[THE TASK]
Within the listing below, count the lines that have the string "this". Answer with that number only.

[WORKING DATA]
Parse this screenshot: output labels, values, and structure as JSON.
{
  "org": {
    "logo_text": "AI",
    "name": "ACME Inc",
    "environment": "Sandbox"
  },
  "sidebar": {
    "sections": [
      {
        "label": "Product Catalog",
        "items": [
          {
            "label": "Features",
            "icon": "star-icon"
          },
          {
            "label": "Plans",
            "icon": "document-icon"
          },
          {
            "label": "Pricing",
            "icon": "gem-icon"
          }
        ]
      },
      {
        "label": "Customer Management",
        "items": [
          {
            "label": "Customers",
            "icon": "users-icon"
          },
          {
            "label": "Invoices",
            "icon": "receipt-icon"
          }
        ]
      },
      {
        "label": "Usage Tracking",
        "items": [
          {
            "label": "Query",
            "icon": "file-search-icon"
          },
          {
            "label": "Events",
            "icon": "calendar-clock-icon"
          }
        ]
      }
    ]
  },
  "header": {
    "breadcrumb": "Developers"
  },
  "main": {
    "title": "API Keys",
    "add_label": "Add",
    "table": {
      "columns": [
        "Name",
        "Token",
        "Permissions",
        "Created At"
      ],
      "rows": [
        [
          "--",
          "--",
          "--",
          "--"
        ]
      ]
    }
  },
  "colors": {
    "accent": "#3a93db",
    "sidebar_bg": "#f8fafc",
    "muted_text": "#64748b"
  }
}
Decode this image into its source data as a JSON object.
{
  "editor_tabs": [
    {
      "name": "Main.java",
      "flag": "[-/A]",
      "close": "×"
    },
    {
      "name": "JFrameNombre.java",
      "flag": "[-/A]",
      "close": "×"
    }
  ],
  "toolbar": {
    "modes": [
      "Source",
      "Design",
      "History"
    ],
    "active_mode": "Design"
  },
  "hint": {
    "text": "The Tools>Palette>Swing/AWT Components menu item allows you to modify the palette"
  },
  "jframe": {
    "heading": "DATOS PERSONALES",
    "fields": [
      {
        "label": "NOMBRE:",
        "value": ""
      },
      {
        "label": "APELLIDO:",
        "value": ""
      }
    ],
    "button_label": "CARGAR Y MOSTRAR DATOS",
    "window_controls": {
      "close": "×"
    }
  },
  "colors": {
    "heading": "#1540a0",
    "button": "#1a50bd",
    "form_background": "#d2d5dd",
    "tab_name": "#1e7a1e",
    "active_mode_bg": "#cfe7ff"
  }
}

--

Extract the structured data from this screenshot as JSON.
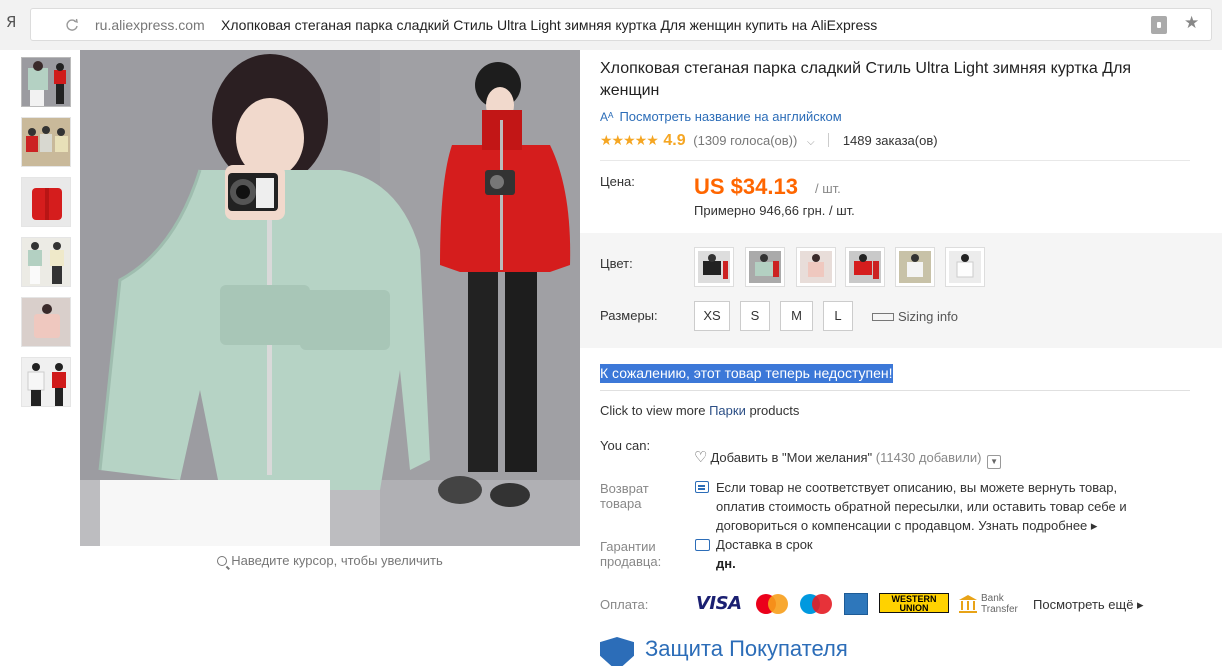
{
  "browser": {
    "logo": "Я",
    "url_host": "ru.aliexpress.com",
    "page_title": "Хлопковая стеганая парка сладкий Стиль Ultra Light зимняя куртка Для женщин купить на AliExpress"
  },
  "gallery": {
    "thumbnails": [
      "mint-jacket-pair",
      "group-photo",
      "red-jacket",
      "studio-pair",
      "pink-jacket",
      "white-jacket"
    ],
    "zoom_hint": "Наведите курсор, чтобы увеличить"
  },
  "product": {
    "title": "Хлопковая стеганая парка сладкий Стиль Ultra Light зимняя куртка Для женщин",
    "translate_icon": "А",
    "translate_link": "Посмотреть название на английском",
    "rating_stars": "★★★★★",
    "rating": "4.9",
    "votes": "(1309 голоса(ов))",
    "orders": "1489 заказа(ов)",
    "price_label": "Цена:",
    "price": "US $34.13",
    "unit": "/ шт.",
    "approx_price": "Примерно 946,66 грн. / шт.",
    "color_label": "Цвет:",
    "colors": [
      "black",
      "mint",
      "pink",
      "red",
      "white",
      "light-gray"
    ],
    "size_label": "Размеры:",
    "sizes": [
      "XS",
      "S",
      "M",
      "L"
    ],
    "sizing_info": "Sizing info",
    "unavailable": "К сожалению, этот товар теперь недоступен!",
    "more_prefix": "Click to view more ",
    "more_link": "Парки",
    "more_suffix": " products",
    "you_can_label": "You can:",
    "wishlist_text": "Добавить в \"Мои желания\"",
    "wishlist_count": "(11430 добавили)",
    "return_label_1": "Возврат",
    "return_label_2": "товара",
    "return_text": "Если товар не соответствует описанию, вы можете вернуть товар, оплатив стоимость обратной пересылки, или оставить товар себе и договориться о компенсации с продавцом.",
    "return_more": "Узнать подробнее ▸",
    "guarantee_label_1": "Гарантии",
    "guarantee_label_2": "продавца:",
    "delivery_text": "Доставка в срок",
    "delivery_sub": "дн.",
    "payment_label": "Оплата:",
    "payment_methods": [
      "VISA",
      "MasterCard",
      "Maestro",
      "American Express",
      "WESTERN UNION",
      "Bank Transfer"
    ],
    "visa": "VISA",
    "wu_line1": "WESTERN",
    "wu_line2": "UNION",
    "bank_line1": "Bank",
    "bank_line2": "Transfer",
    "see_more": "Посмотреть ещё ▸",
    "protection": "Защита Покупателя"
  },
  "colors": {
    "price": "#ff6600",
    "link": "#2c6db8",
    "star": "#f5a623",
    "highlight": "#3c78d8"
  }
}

[EXERCISE OUTPUT]
3